The Mofumahadi Manapo Mopeli Regional Hospital in QwaQwa has got its naysayers out in full force following reports of old equipment and the low morale of health workers. As the walls fall in, poverty-stricken residents are too afraid to seek medical attention from the hospital.  

Community members, who were previously hospitalised, shared their ordeals with Health-e News. The majority have regretted ever having set foot there.

Horror stories

Katleho Mokoena, 29, was hospitalised for four months. He said he struggled to eat by himself and nurses often mocked him. 

“They left me to starve and they wouldn’t give me food even when they could see I was unable to eat by myself. I’d only eat when my mother came,” he said. 

Another resident, Nonyane Lephike from Phuthaditjhaba, said her sister was admitted and she was shocked to see the conditions.

“I went to visit my sister and witnessed careless nurses and broken furniture. The patients don’t even have tables for their plates of food. I’m not sure how this hospital can have regional status,” she said.

Mangaka Mswazi also believes the hospital needs serious attention.

“I pity those who are sick, like those who have had strokes. They aren’t being fed. Family members are the ones feeding the patients,” said Mswazi.

She added that patients were also being robbed of goods such as phones. “We don’t allow our loved ones to have any valuables with them like phones. Nurses help themselves. And if a patient passes away, or is nearing death, family members aren’t informed in time,” she said.

Regional status questioned

Mvukane Radebe, a community activist in the Maloti-a-Phofung area, insists that the hospital doesn’t deserve regional status.

“Firstly, I think the hospital needs evaluation of health risks by external independent auditors. Secondly, Manapo requires regular staff training. Thirdly, those employees who don’t perform, need to be dealt with harshly.
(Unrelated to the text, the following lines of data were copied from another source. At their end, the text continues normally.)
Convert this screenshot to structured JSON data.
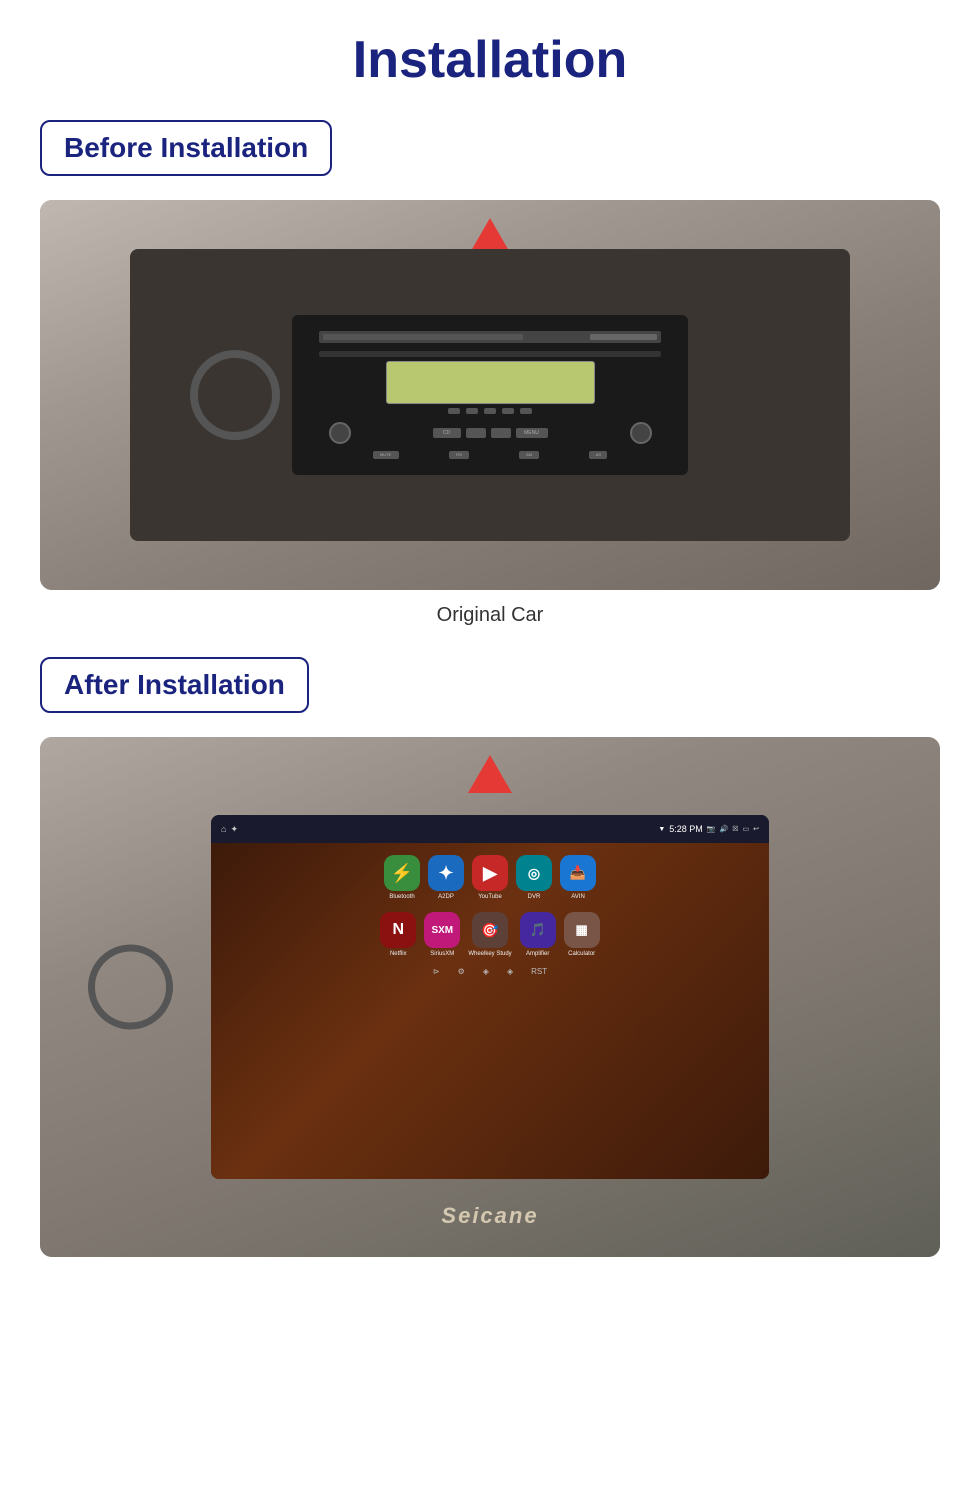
{
  "page": {
    "title": "Installation",
    "sections": [
      {
        "id": "before",
        "badge": "Before Installation",
        "caption": "Original Car"
      },
      {
        "id": "after",
        "badge": "After Installation",
        "caption": ""
      }
    ]
  },
  "after_apps_row1": [
    {
      "name": "Bluetooth",
      "bg": "bg-green",
      "icon": "⚡",
      "color": "#388e3c"
    },
    {
      "name": "A2DP",
      "bg": "bg-blue-dark",
      "icon": "✦",
      "color": "#1565c0"
    },
    {
      "name": "YouTube",
      "bg": "bg-red",
      "icon": "▶",
      "color": "#c62828"
    },
    {
      "name": "DVR",
      "bg": "bg-teal",
      "icon": "◎",
      "color": "#00838f"
    },
    {
      "name": "AVIN",
      "bg": "bg-blue-light",
      "icon": "🎬",
      "color": "#1976d2"
    }
  ],
  "after_apps_row2": [
    {
      "name": "Netflix",
      "bg": "bg-purple",
      "icon": "N",
      "color": "#6a1b9a"
    },
    {
      "name": "SiriusXM",
      "bg": "bg-pink",
      "icon": "S",
      "color": "#e91e63"
    },
    {
      "name": "Wheelkey Study",
      "bg": "bg-brown",
      "icon": "🎯",
      "color": "#5d4037"
    },
    {
      "name": "Amplifier",
      "bg": "bg-deep-purple",
      "icon": "🎵",
      "color": "#4527a0"
    },
    {
      "name": "Calculator",
      "bg": "bg-brown2",
      "icon": "▦",
      "color": "#795548"
    }
  ],
  "status_time": "5:28 PM",
  "seicane": "Seicane"
}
And finally, those in control must monitor the facility regularly,” said Radebe.

Another Activist, Paul Tsosane called for an investigation focusing on the conduct of nurses.   

“We call on the government to investigate allegations of negligence at the facility and to try to bring about change there,” he said.

The Manapo Hospital isn’t the only facility not trusted by patients; Pelonomi and Phtholoha are just as notorious.    Manapo serves over 5,000 people per month, making it the biggest in the Thabo Mofutsanyana District. In 2020,  former Health Minister Zweli Mkhize made the facility a National Health Insurance (NHI) Centre.

Health dept responds

According to the Free State Department of Health Spokesperson Mondli Mvambi, they have not received any formal complaints from patients.

In August, Free State Health MEC, Montsheng Tsiu, urged people to report any incidents promising that they’ll receive attention. 

“It is not right to come to the hospital and not receive the help that you expect as a patient. We took an oath to treat patients with care and respect,” said Tsiu. 

Meanwhile, a nurse at the facility, Bongi Nkuna said: “We are working under hectic conditions with colleagues constantly having beef against each other. Some colleagues ignore their duties and they know unions will fight for them.”

Both Denosa and NEHAWU have not responded to questions sent to them.

According to the Office of the Health Ombud (OHO), they are present to protect and promote the health and safety of users of health services. It considers, investigates and disposes of complaints in the national health system relating to non-compliance with prescribed norms and standards. 

The OHO strives to ‘contribute towards the development of public service culture characterised by fairness, dedication, commitment, openness, accountability and the promotion of the right to good public administration’.

The public is urged to submit their complaints if they were inappropriately treated or provided with poor quality health care services. “Whistleblowers are guaranteed anonymity,” the OHO further stated. – Health-e News